An internationally recognized leader in the field of change management, Daryl Conner serves as a leading advisor and educator to senior executives across the globe. Since 1974 Conner’s work with organizations has been built on a strong foundation of research and training in organizational consulting. He is the author of Managing at the Speed of Change and Leading at the Edge of Chaos: How to Create the Nimble Organization, and is a top authority on helping organizations achieve greater human resilience as they approach major transitions.
In this second article of the Burning Platform Series guest author Daryl Conner describes 4 types of burning platforms.
This is the first post in a series where our guest author Daryl Conner offers some background about the story and what it means for organizational change practitioners.
In this article I describe four processes that take place when we go local to spend time with the change targets and the local sustaining sponsors.

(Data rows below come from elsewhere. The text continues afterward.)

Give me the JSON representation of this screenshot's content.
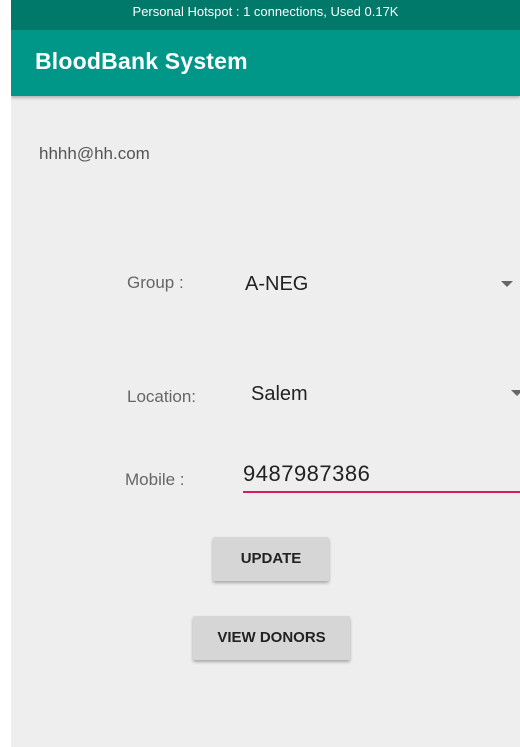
{
  "status_bar": {
    "text": "Personal Hotspot : 1 connections, Used 0.17K"
  },
  "app_bar": {
    "title": "BloodBank System"
  },
  "user": {
    "email": "hhhh@hh.com"
  },
  "form": {
    "group_label": "Group :",
    "group_value": "A-NEG",
    "location_label": "Location:",
    "location_value": "Salem",
    "mobile_label": "Mobile :",
    "mobile_value": "9487987386"
  },
  "buttons": {
    "update_label": "UPDATE",
    "view_donors_label": "VIEW DONORS"
  },
  "colors": {
    "status_bar": "#00796b",
    "app_bar": "#009688",
    "accent_underline": "#d81b60",
    "background": "#eeeeee"
  },
  "icons": {
    "spinner_caret": "caret-down-icon"
  }
}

Here is a difficult topic that we often avoid to deal with as change managers: the difference between installation and realization.
In this article I am exploring three zones we can be in during a consulting engagement. I am trying to find out how to stay as long as possible in the Flow zone.

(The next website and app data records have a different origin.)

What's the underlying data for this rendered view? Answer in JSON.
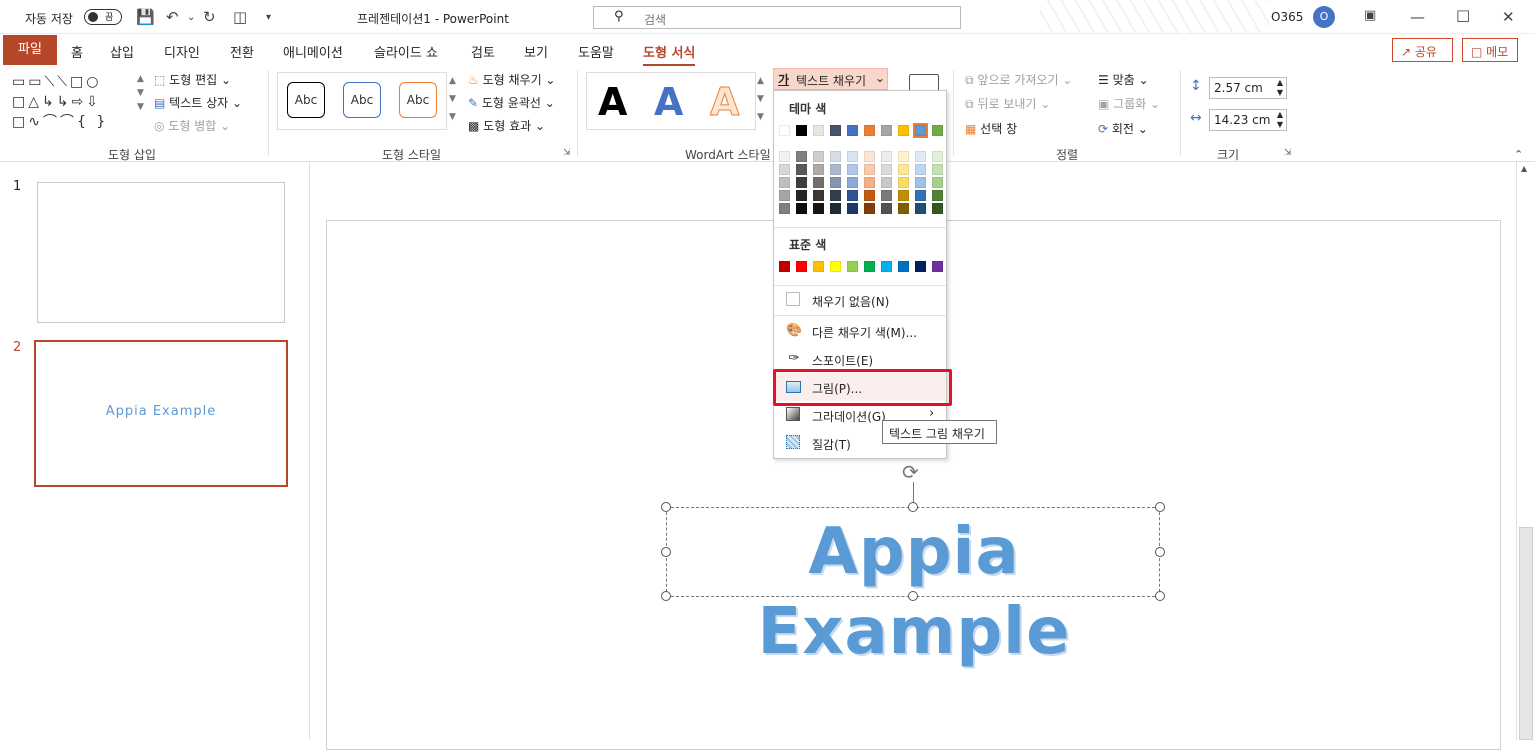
{
  "titlebar": {
    "autosave_label": "자동 저장",
    "autosave_state": "끔",
    "doc_title": "프레젠테이션1  -  PowerPoint",
    "search_placeholder": "검색",
    "account": "O365",
    "avatar_initial": "O"
  },
  "tabs": {
    "file": "파일",
    "items": [
      "홈",
      "삽입",
      "디자인",
      "전환",
      "애니메이션",
      "슬라이드 쇼",
      "검토",
      "보기",
      "도움말"
    ],
    "active": "도형 서식",
    "share": "공유",
    "comments": "메모"
  },
  "ribbon": {
    "insert_shapes": {
      "edit_shape": "도형 편집",
      "text_box": "텍스트 상자",
      "merge_shapes": "도형 병합",
      "group_label": "도형 삽입"
    },
    "shape_styles": {
      "sample": "Abc",
      "fill": "도형 채우기",
      "outline": "도형 윤곽선",
      "effects": "도형 효과",
      "group_label": "도형 스타일"
    },
    "wordart": {
      "sample": "A",
      "text_fill": "텍스트 채우기",
      "text_fill_icon": "가",
      "group_label": "WordArt 스타일"
    },
    "arrange": {
      "bring_forward": "앞으로 가져오기",
      "send_backward": "뒤로 보내기",
      "selection_pane": "선택 창",
      "align": "맞춤",
      "group": "그룹화",
      "rotate": "회전",
      "group_label": "정렬"
    },
    "size": {
      "height": "2.57 cm",
      "width": "14.23 cm",
      "group_label": "크기"
    }
  },
  "slides": [
    {
      "number": "1",
      "text": ""
    },
    {
      "number": "2",
      "text": "Appia Example"
    }
  ],
  "canvas": {
    "textbox_text": "Appia Example"
  },
  "dropdown": {
    "theme_colors_title": "테마 색",
    "standard_colors_title": "표준 색",
    "theme_row": [
      "#ffffff",
      "#000000",
      "#e7e6e6",
      "#44546a",
      "#4472c4",
      "#ed7d31",
      "#a5a5a5",
      "#ffc000",
      "#5b9bd5",
      "#70ad47"
    ],
    "theme_shades": [
      [
        "#f2f2f2",
        "#7f7f7f",
        "#d0cece",
        "#d6dce4",
        "#d9e2f3",
        "#fbe5d5",
        "#ededed",
        "#fff2cc",
        "#deebf6",
        "#e2efd9"
      ],
      [
        "#d8d8d8",
        "#595959",
        "#aeabab",
        "#adb9ca",
        "#b4c6e7",
        "#f7cbac",
        "#dbdbdb",
        "#ffe599",
        "#bdd7ee",
        "#c5e0b3"
      ],
      [
        "#bfbfbf",
        "#3f3f3f",
        "#757070",
        "#8496b0",
        "#8eaadb",
        "#f4b083",
        "#c9c9c9",
        "#ffd965",
        "#9cc3e5",
        "#a8d08d"
      ],
      [
        "#a5a5a5",
        "#262626",
        "#3a3838",
        "#323f4f",
        "#2f5496",
        "#c55a11",
        "#7b7b7b",
        "#bf9000",
        "#2e75b5",
        "#538135"
      ],
      [
        "#7f7f7f",
        "#0c0c0c",
        "#171616",
        "#222a35",
        "#1f3864",
        "#833c0b",
        "#525252",
        "#7f6000",
        "#1f4e79",
        "#375623"
      ]
    ],
    "standard_row": [
      "#c00000",
      "#ff0000",
      "#ffc000",
      "#ffff00",
      "#92d050",
      "#00b050",
      "#00b0f0",
      "#0070c0",
      "#002060",
      "#7030a0"
    ],
    "no_fill": "채우기 없음(N)",
    "more_colors": "다른 채우기 색(M)...",
    "eyedropper": "스포이트(E)",
    "picture": "그림(P)...",
    "gradient": "그라데이션(G)",
    "texture": "질감(T)",
    "tooltip": "텍스트 그림 채우기"
  }
}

Today I had the pleasure to interview Daryl Conner on the importance of degrees and certifications for Organizational Change Practitioners.
A one minute interview with Daryl Conner on why advocates with checkbooks are not sufficient to make a change happen.
In this third and last article of the Resilience series, guest author Linda Hoopes discusses how we can support and enhance human resilience as we execute critical initiatives.
There are five domino blocks that need to fall over before you can kick-off a large-scale organizational change program. What’s more: there is a specific order and distance that works best.
Have you ever tried to make someone in your organization the owner of a project or an initiative? How about propelling someone into a new position? Ownership is the road less traveled.